I have a Flex 3000 and still can’t get over the wonderful receiver it has as do all the Flexes. The 6000′s will come out as a basic platform from the start, but what will be exiting are the software upgrades. Flex has also hinted on Licensing third party’s to creat app’s that will be for a number of things. That sounds great. I think that anytime you buy a Flex, you are buying into a technology. Don’t be upset with Flex as for their shipping dates, this is a very large undertaking producing this radio. It will be bata tested for a while before final release. For many watching and waiting as the 6000′s develope will keep them away from Flex and these people will just stay with the big boxes, But this devopement only happens because of the technology it has witch lets them. In big box radio’s the most that can upgraded is the firmware, thats it. What you buy is mostly the same for years to come. Either way we see it the future shure looks interesting in this ham radio we love.


Leave a Reply

Fill in your details below or click an icon to log in:

WordPress.com Logo

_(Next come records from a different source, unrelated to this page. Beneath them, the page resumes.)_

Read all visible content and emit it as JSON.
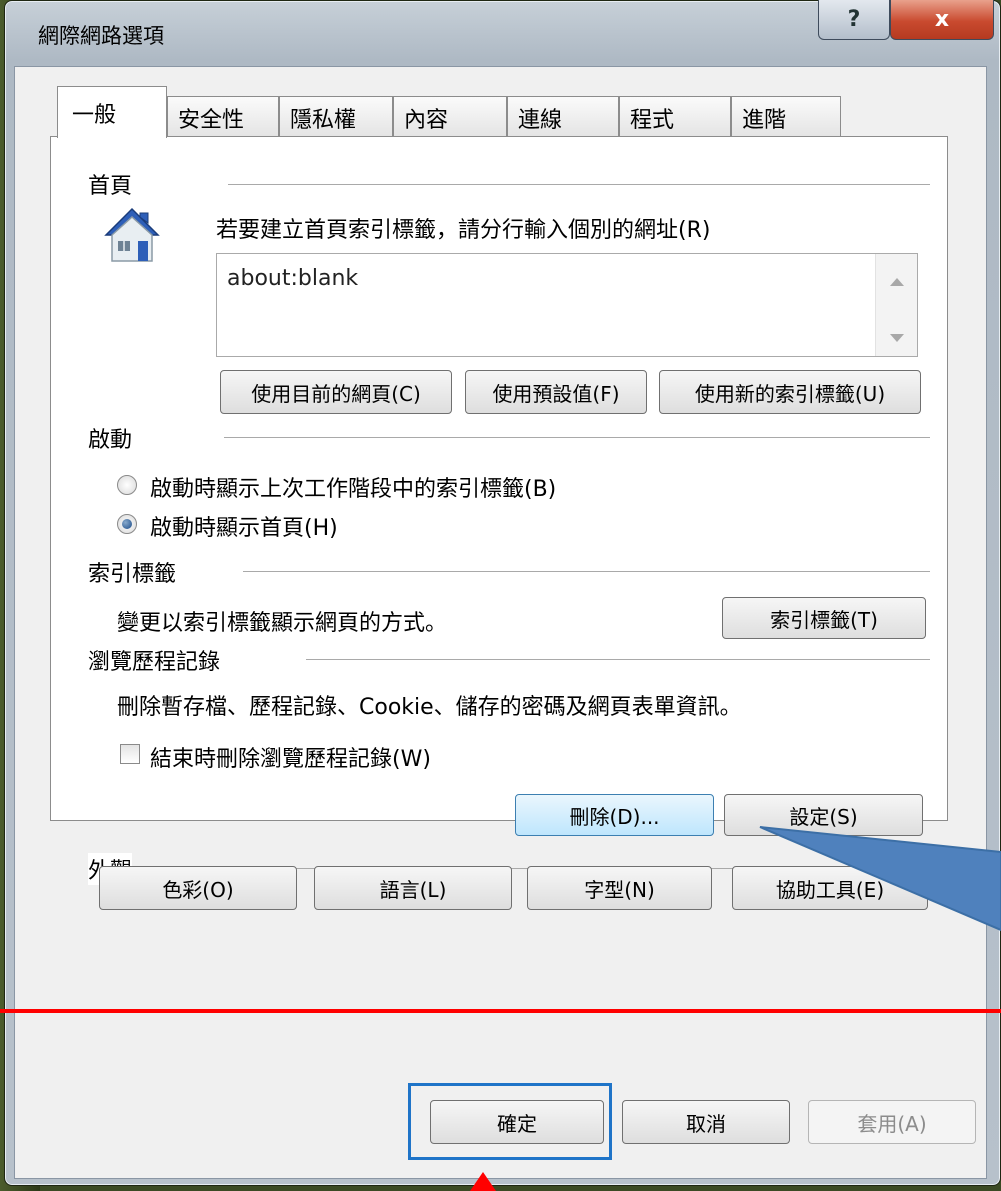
{
  "window": {
    "title": "網際網路選項",
    "help_glyph": "?",
    "close_glyph": "x"
  },
  "tabs": [
    "一般",
    "安全性",
    "隱私權",
    "內容",
    "連線",
    "程式",
    "進階"
  ],
  "home": {
    "section": "首頁",
    "instruction": "若要建立首頁索引標籤，請分行輸入個別的網址(R)",
    "url_value": "about:blank",
    "buttons": [
      "使用目前的網頁(C)",
      "使用預設值(F)",
      "使用新的索引標籤(U)"
    ]
  },
  "startup": {
    "section": "啟動",
    "options": [
      "啟動時顯示上次工作階段中的索引標籤(B)",
      "啟動時顯示首頁(H)"
    ],
    "selected": 1
  },
  "tabs_section": {
    "section": "索引標籤",
    "description": "變更以索引標籤顯示網頁的方式。",
    "button": "索引標籤(T)"
  },
  "history": {
    "section": "瀏覽歷程記錄",
    "description": "刪除暫存檔、歷程記錄、Cookie、儲存的密碼及網頁表單資訊。",
    "checkbox": "結束時刪除瀏覽歷程記錄(W)",
    "checked": false,
    "delete_button": "刪除(D)...",
    "settings_button": "設定(S)"
  },
  "appearance": {
    "section": "外觀",
    "buttons": [
      "色彩(O)",
      "語言(L)",
      "字型(N)",
      "協助工具(E)"
    ]
  },
  "footer": {
    "ok": "確定",
    "cancel": "取消",
    "apply": "套用(A)"
  },
  "annotations": {
    "red_line_color": "#ff0000",
    "highlight_box_color": "#1f74c8",
    "callout_color": "#4f81bd",
    "arrow_color": "#ff0000"
  }
}
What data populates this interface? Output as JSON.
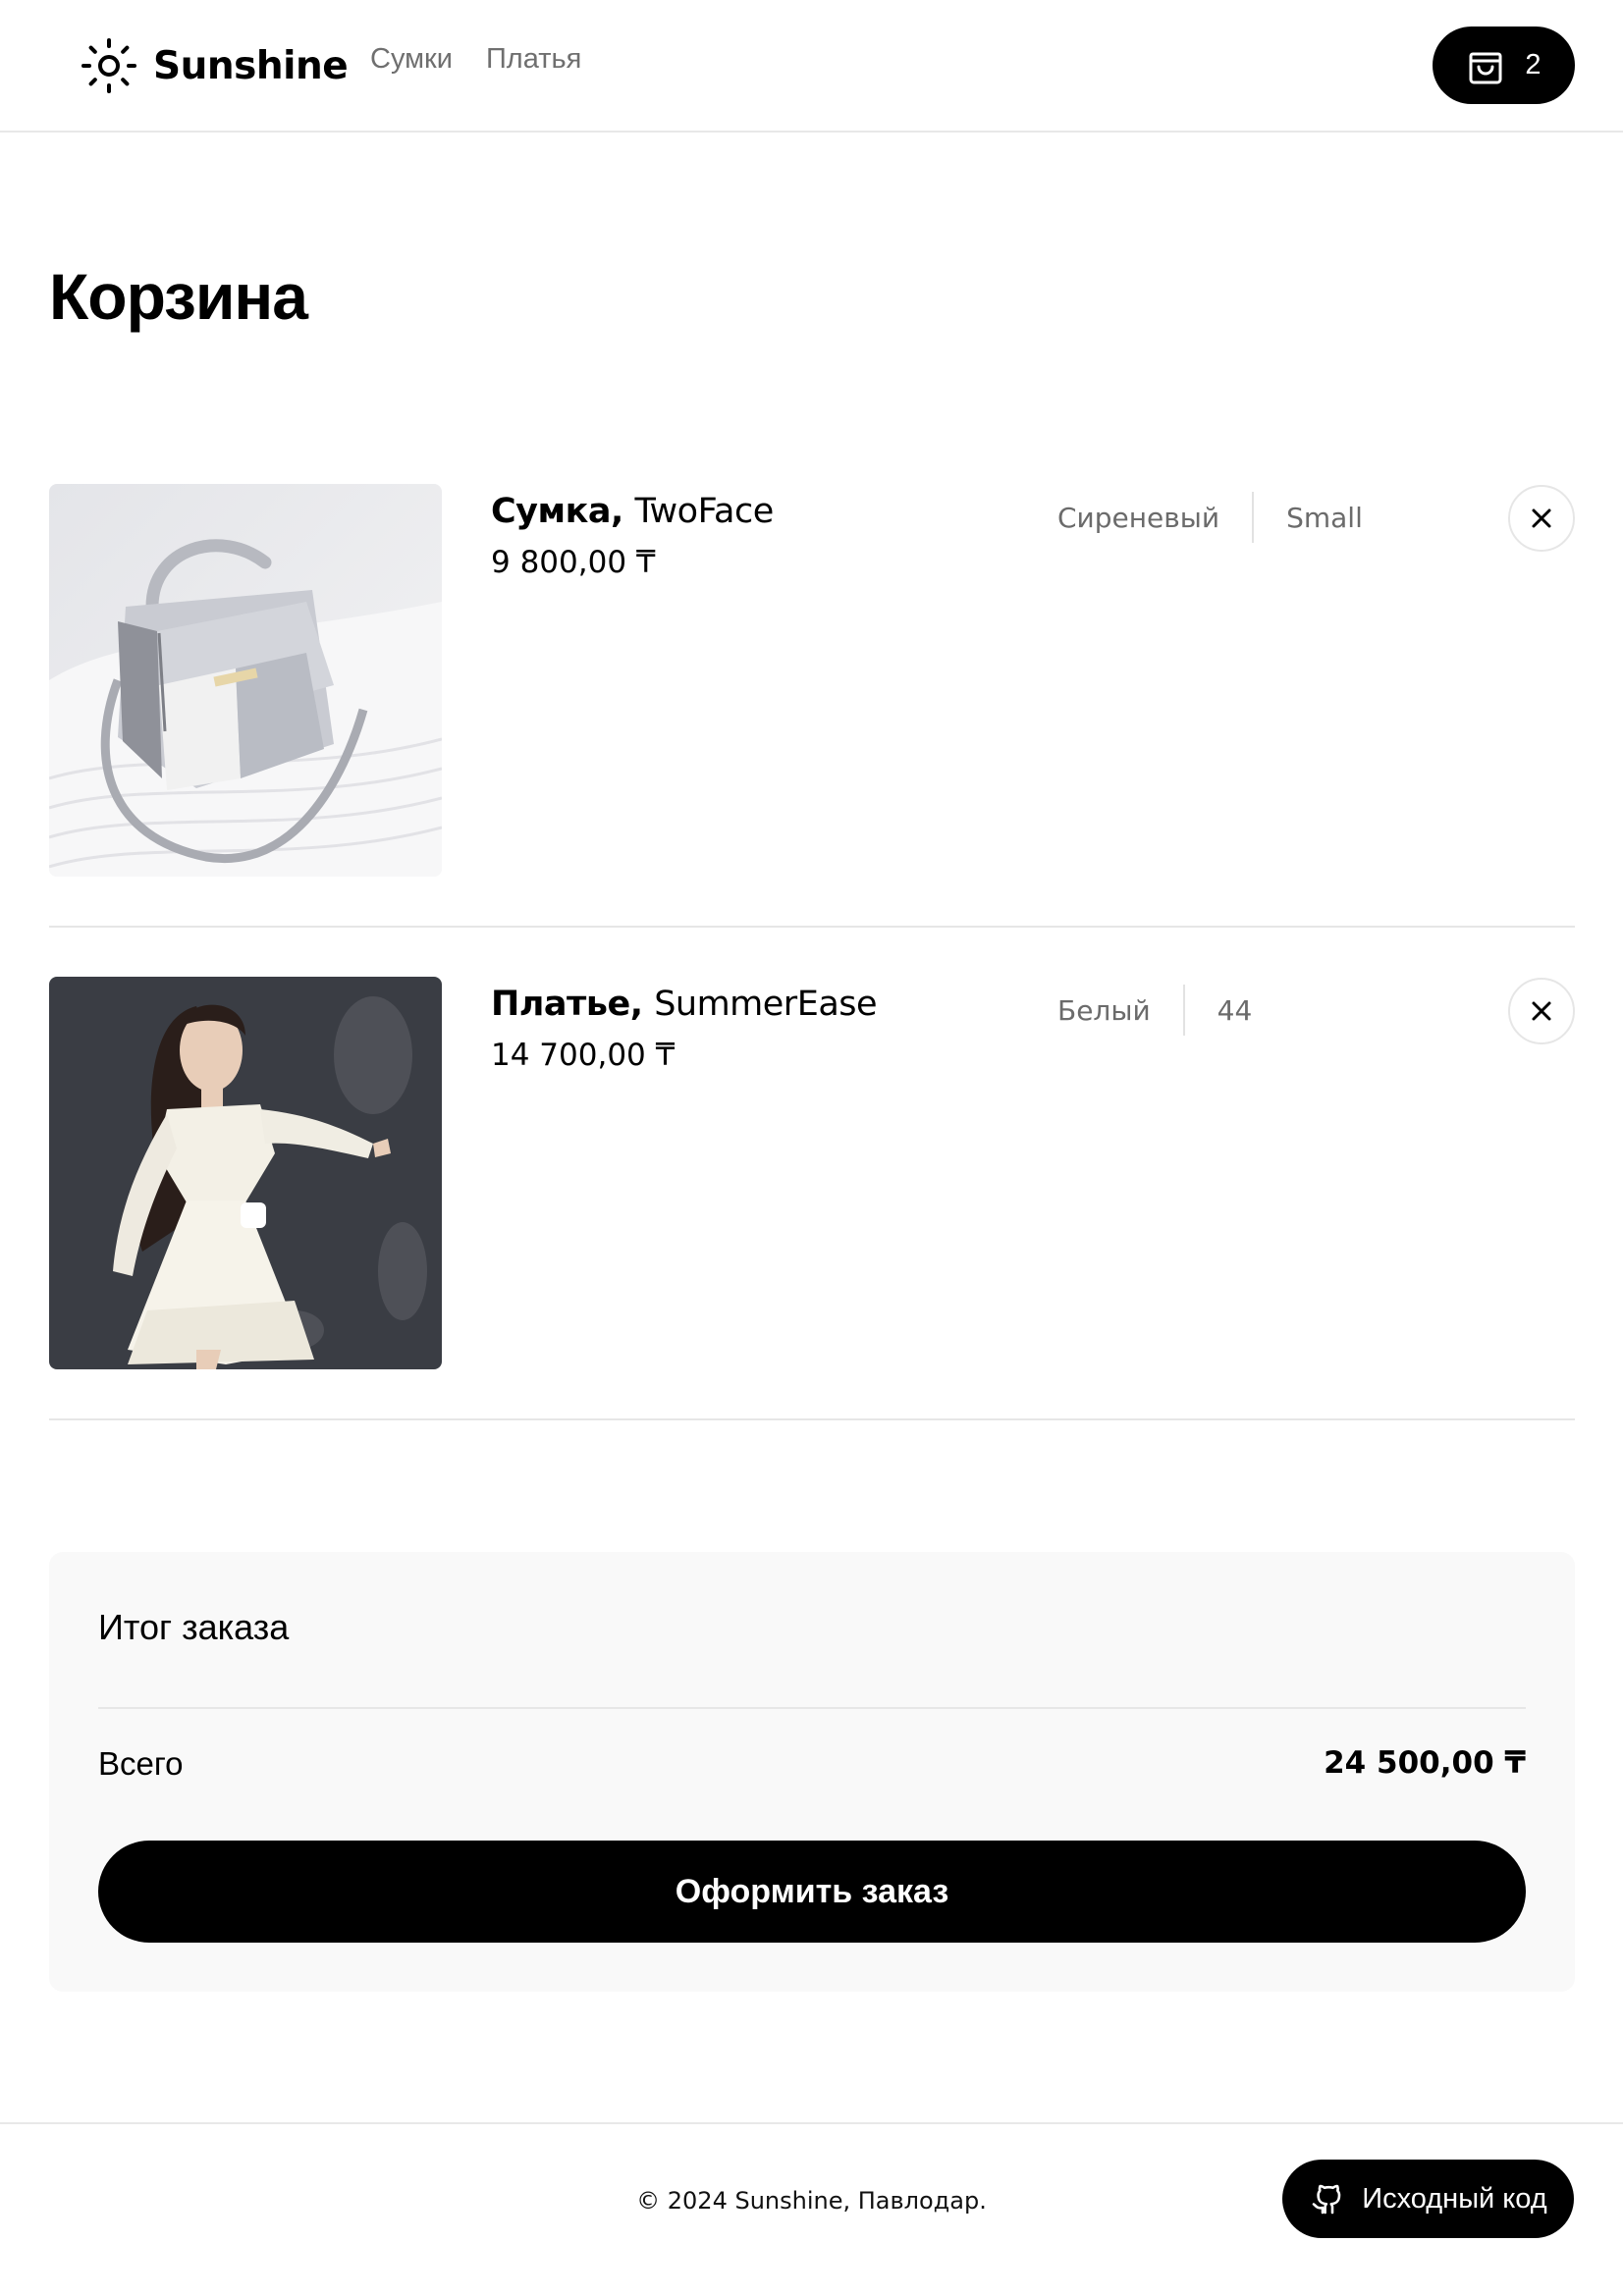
{
  "header": {
    "logo_text": "Sunshine",
    "logo_icon": "sun-icon",
    "nav": [
      {
        "label": "Сумки"
      },
      {
        "label": "Платья"
      }
    ],
    "cart": {
      "icon": "shopping-bag-icon",
      "count": "2"
    }
  },
  "page": {
    "title": "Корзина"
  },
  "cart_items": [
    {
      "name": "Сумка,",
      "brand": "TwoFace",
      "price": "9 800,00 ₸",
      "color": "Сиреневый",
      "size": "Small",
      "image": "handbag-photo"
    },
    {
      "name": "Платье,",
      "brand": "SummerEase",
      "price": "14 700,00 ₸",
      "color": "Белый",
      "size": "44",
      "image": "dress-photo"
    }
  ],
  "summary": {
    "title": "Итог заказа",
    "total_label": "Всего",
    "total_value": "24 500,00 ₸",
    "checkout_label": "Оформить заказ"
  },
  "footer": {
    "copyright": "© 2024 Sunshine, Павлодар.",
    "source_label": "Исходный код",
    "source_icon": "github-icon"
  }
}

You are commenting using your WordPress.com account. Log Out / Change )

Twitter picture

You are commenting using your Twitter account. Log Out / Change )

Facebook photo

You are commenting using your Facebook account. Log Out / Change )

Google+ photo

You are commenting using your Google+ account. Log Out / Change )

Connecting to %s

Follow

Get every new post delivered to your Inbox.

Join 729 other followers

%d bloggers like this: